(Items from an interface collection)
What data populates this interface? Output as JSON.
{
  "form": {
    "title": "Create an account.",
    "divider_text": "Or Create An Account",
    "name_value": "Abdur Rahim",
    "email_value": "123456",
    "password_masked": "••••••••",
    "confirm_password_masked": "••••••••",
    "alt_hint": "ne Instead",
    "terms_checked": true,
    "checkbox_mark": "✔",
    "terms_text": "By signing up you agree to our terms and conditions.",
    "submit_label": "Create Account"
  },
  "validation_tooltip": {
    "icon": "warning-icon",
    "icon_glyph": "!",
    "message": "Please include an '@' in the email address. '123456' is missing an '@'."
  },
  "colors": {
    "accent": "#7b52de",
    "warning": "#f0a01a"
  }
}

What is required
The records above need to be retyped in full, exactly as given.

Reply to the task
What data populates this interface? Output as JSON.
{
  "form": {
    "title": "Create an account.",
    "divider_text": "Or Create An Account",
    "name_value": "Abdur Rahim",
    "email_value": "123456",
    "password_masked": "••••••••",
    "confirm_password_masked": "••••••••",
    "alt_hint": "ne Instead",
    "terms_checked": true,
    "checkbox_mark": "✔",
    "terms_text": "By signing up you agree to our terms and conditions.",
    "submit_label": "Create Account"
  },
  "validation_tooltip": {
    "icon": "warning-icon",
    "icon_glyph": "!",
    "message": "Please include an '@' in the email address. '123456' is missing an '@'."
  },
  "colors": {
    "accent": "#7b52de",
    "warning": "#f0a01a"
  }
}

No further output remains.